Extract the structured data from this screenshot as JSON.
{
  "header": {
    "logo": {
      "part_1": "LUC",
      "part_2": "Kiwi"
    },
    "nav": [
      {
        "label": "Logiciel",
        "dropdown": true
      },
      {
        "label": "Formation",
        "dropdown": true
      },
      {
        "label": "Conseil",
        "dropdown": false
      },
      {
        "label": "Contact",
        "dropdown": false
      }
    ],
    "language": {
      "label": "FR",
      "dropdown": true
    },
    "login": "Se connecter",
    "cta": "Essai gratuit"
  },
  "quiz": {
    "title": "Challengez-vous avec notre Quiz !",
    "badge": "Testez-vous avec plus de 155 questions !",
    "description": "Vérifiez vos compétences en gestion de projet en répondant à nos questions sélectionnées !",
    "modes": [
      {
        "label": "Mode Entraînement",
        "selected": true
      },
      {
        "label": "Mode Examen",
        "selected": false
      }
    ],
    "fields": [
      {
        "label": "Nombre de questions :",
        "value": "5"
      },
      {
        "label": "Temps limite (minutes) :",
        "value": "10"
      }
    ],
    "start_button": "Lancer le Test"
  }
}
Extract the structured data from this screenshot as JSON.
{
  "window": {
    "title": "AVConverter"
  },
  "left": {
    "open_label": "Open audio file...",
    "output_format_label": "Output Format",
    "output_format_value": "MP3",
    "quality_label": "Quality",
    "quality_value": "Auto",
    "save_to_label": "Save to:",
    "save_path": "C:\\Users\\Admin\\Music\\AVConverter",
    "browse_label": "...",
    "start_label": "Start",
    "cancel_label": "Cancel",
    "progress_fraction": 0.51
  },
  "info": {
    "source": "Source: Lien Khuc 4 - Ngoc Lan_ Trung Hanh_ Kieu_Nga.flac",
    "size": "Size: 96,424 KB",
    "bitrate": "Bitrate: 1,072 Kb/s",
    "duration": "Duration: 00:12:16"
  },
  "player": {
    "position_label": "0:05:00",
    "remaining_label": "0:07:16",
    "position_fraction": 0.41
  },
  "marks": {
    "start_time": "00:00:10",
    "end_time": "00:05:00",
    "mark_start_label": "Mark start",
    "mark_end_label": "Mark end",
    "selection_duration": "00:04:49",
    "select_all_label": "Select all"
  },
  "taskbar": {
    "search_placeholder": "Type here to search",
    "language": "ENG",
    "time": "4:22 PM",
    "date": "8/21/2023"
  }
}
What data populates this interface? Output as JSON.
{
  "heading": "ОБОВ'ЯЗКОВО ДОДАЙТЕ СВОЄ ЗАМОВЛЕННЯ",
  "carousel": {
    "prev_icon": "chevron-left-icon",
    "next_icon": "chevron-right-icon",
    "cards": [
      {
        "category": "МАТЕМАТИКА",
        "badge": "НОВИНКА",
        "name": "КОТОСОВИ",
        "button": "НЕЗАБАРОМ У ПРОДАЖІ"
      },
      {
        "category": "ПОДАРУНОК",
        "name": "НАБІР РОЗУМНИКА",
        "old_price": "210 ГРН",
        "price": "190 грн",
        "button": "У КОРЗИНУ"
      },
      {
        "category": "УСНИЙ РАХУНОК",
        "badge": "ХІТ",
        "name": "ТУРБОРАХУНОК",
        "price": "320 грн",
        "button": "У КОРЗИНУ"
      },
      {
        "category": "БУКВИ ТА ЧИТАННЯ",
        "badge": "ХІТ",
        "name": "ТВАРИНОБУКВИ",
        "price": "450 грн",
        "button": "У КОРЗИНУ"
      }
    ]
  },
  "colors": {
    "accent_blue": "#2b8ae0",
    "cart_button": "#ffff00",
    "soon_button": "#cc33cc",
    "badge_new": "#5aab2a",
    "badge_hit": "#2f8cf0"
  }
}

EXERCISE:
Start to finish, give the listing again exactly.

WRITTEN SOLUTION:
Extract the structured data from this screenshot as JSON.
{
  "header": {
    "logo": {
      "part_1": "LUC",
      "part_2": "Kiwi"
    },
    "nav": [
      {
        "label": "Logiciel",
        "dropdown": true
      },
      {
        "label": "Formation",
        "dropdown": true
      },
      {
        "label": "Conseil",
        "dropdown": false
      },
      {
        "label": "Contact",
        "dropdown": false
      }
    ],
    "language": {
      "label": "FR",
      "dropdown": true
    },
    "login": "Se connecter",
    "cta": "Essai gratuit"
  },
  "quiz": {
    "title": "Challengez-vous avec notre Quiz !",
    "badge": "Testez-vous avec plus de 155 questions !",
    "description": "Vérifiez vos compétences en gestion de projet en répondant à nos questions sélectionnées !",
    "modes": [
      {
        "label": "Mode Entraînement",
        "selected": true
      },
      {
        "label": "Mode Examen",
        "selected": false
      }
    ],
    "fields": [
      {
        "label": "Nombre de questions :",
        "value": "5"
      },
      {
        "label": "Temps limite (minutes) :",
        "value": "10"
      }
    ],
    "start_button": "Lancer le Test"
  }
}
Extract the structured data from this screenshot as JSON.
{
  "window": {
    "title": "AVConverter"
  },
  "left": {
    "open_label": "Open audio file...",
    "output_format_label": "Output Format",
    "output_format_value": "MP3",
    "quality_label": "Quality",
    "quality_value": "Auto",
    "save_to_label": "Save to:",
    "save_path": "C:\\Users\\Admin\\Music\\AVConverter",
    "browse_label": "...",
    "start_label": "Start",
    "cancel_label": "Cancel",
    "progress_fraction": 0.51
  },
  "info": {
    "source": "Source: Lien Khuc 4 - Ngoc Lan_ Trung Hanh_ Kieu_Nga.flac",
    "size": "Size: 96,424 KB",
    "bitrate": "Bitrate: 1,072 Kb/s",
    "duration": "Duration: 00:12:16"
  },
  "player": {
    "position_label": "0:05:00",
    "remaining_label": "0:07:16",
    "position_fraction": 0.41
  },
  "marks": {
    "start_time": "00:00:10",
    "end_time": "00:05:00",
    "mark_start_label": "Mark start",
    "mark_end_label": "Mark end",
    "selection_duration": "00:04:49",
    "select_all_label": "Select all"
  },
  "taskbar": {
    "search_placeholder": "Type here to search",
    "language": "ENG",
    "time": "4:22 PM",
    "date": "8/21/2023"
  }
}
What data populates this interface? Output as JSON.
{
  "heading": "ОБОВ'ЯЗКОВО ДОДАЙТЕ СВОЄ ЗАМОВЛЕННЯ",
  "carousel": {
    "prev_icon": "chevron-left-icon",
    "next_icon": "chevron-right-icon",
    "cards": [
      {
        "category": "МАТЕМАТИКА",
        "badge": "НОВИНКА",
        "name": "КОТОСОВИ",
        "button": "НЕЗАБАРОМ У ПРОДАЖІ"
      },
      {
        "category": "ПОДАРУНОК",
        "name": "НАБІР РОЗУМНИКА",
        "old_price": "210 ГРН",
        "price": "190 грн",
        "button": "У КОРЗИНУ"
      },
      {
        "category": "УСНИЙ РАХУНОК",
        "badge": "ХІТ",
        "name": "ТУРБОРАХУНОК",
        "price": "320 грн",
        "button": "У КОРЗИНУ"
      },
      {
        "category": "БУКВИ ТА ЧИТАННЯ",
        "badge": "ХІТ",
        "name": "ТВАРИНОБУКВИ",
        "price": "450 грн",
        "button": "У КОРЗИНУ"
      }
    ]
  },
  "colors": {
    "accent_blue": "#2b8ae0",
    "cart_button": "#ffff00",
    "soon_button": "#cc33cc",
    "badge_new": "#5aab2a",
    "badge_hit": "#2f8cf0"
  }
}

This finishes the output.